__TASK TO CARRY OUT__
What lines in the records include the string "Negative"? Return each one.

Records excerpted from a collection:
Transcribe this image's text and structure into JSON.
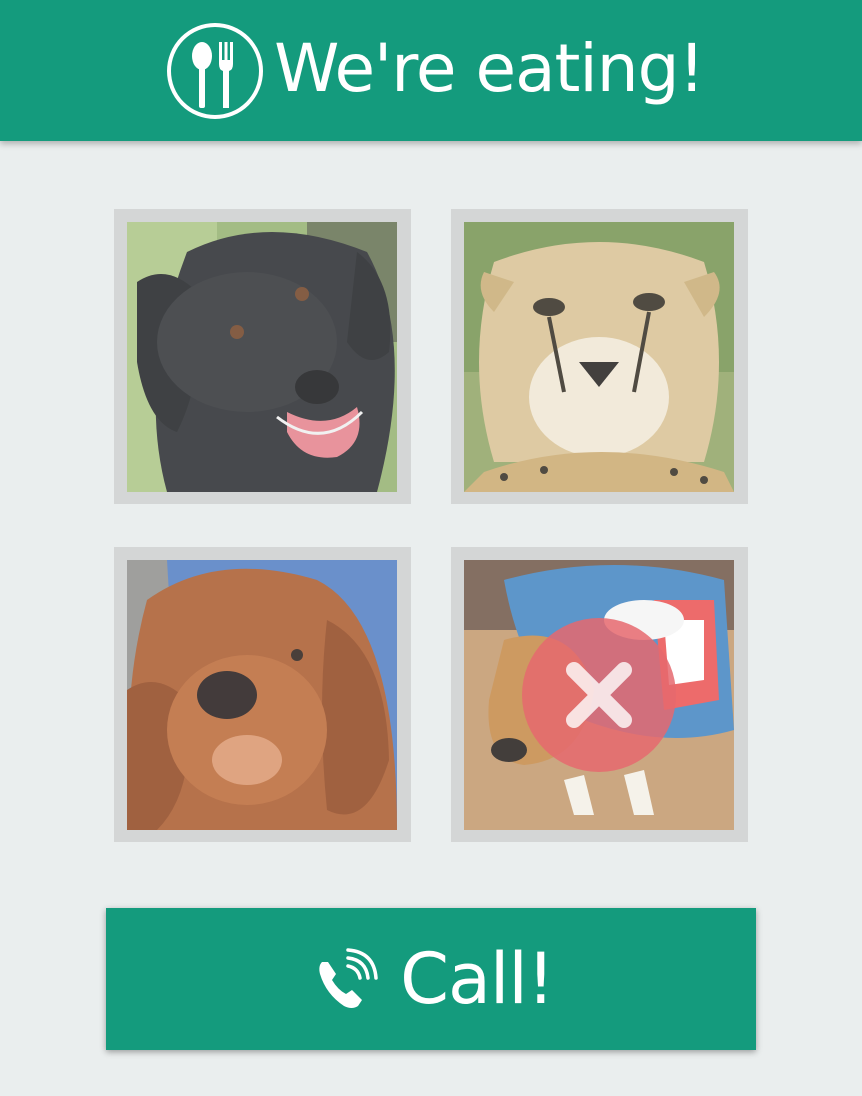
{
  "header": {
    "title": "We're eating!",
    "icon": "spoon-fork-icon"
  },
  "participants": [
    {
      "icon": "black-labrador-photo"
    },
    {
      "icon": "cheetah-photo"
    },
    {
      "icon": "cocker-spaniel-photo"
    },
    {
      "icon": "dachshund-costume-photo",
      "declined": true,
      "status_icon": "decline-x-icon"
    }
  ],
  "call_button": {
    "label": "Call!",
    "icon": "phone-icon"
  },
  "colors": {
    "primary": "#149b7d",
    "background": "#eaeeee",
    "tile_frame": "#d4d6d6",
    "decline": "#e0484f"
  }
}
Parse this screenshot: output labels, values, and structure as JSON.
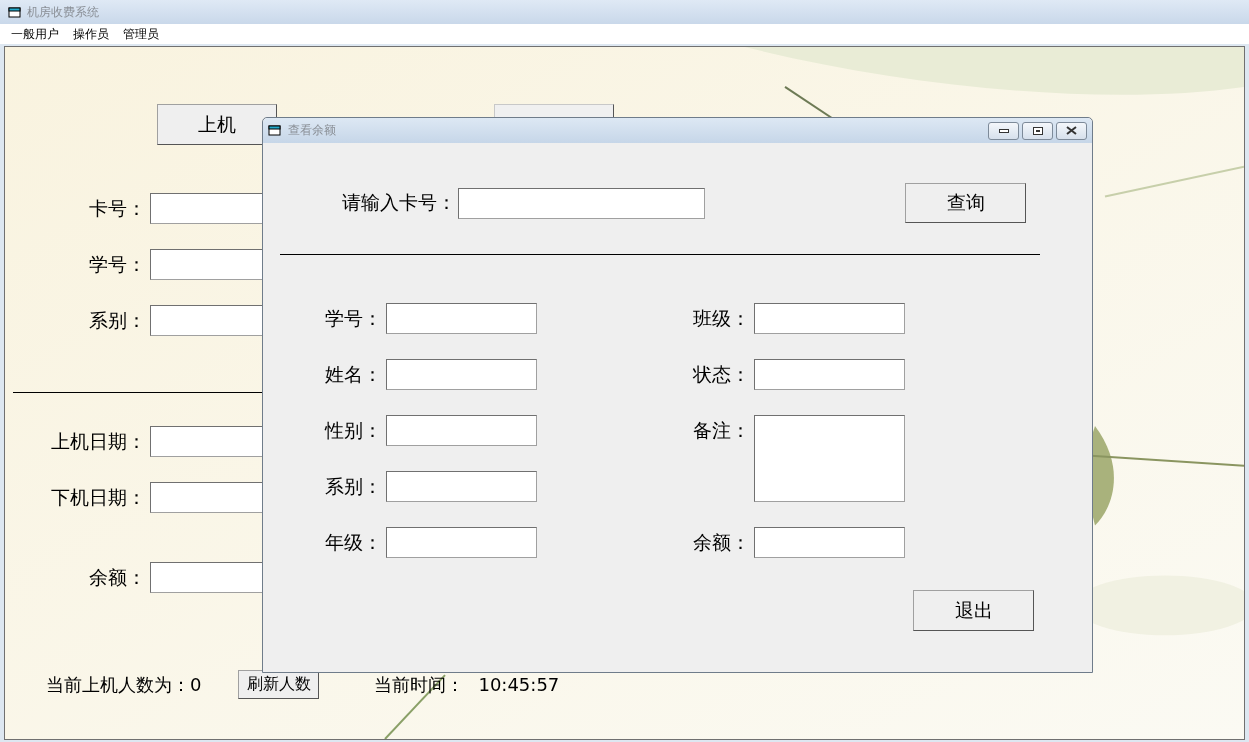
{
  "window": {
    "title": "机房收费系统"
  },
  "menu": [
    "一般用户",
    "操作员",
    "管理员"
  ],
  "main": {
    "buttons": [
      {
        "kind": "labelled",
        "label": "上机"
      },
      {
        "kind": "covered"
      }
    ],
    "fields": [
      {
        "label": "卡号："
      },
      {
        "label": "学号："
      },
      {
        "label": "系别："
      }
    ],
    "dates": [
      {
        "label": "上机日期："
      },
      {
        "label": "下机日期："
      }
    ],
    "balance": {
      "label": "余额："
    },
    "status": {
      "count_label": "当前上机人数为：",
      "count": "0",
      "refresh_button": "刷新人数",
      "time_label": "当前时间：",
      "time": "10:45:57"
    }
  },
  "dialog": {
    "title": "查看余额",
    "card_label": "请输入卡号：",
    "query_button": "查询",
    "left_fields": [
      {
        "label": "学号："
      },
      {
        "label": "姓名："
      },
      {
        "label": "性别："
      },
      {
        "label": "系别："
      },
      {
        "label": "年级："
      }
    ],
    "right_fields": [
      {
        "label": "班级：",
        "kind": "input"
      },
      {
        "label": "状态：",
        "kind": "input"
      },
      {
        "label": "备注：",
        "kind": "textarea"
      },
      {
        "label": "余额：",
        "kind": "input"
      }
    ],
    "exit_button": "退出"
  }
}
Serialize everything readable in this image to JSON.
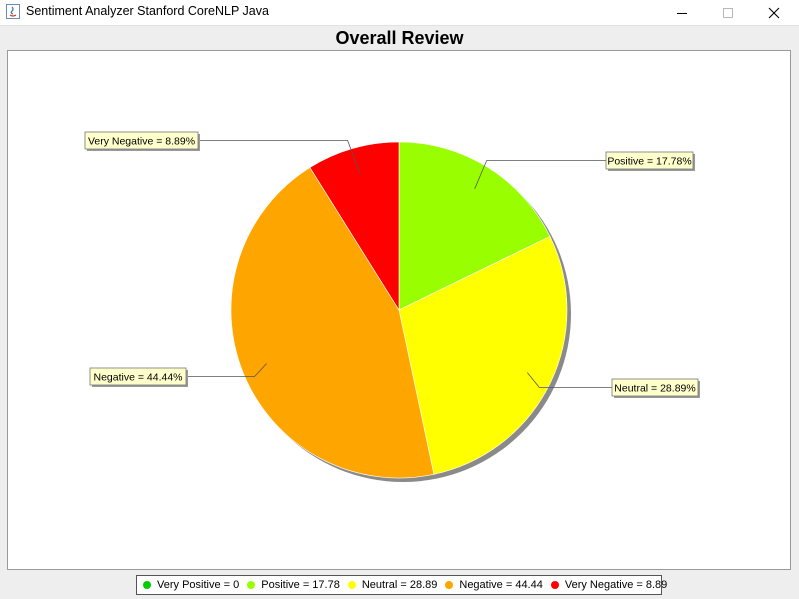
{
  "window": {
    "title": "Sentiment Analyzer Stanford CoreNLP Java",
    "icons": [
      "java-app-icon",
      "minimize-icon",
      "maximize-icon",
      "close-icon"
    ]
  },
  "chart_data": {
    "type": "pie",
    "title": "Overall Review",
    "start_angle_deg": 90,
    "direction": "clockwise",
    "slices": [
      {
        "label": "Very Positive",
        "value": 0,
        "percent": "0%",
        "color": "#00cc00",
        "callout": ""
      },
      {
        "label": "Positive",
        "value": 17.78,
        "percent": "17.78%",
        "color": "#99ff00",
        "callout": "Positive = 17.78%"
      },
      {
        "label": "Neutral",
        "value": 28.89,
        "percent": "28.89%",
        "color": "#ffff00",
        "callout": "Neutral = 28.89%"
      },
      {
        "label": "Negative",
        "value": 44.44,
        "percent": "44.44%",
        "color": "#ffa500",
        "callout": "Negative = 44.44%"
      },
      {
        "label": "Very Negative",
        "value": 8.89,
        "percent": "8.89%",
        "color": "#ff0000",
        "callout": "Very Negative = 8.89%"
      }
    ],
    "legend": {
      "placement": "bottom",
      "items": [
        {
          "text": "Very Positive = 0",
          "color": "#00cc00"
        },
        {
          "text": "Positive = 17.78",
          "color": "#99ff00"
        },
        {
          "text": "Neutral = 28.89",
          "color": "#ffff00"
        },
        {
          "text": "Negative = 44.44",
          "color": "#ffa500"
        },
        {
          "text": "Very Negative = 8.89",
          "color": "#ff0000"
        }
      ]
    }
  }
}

__RESULT OF THE TASK__
        "label": "Negative",
        "callout": "Negative = 44.44%"
        "label": "Very Negative",
        "callout": "Very Negative = 8.89%"
          "text": "Negative = 44.44",
          "text": "Very Negative = 8.89",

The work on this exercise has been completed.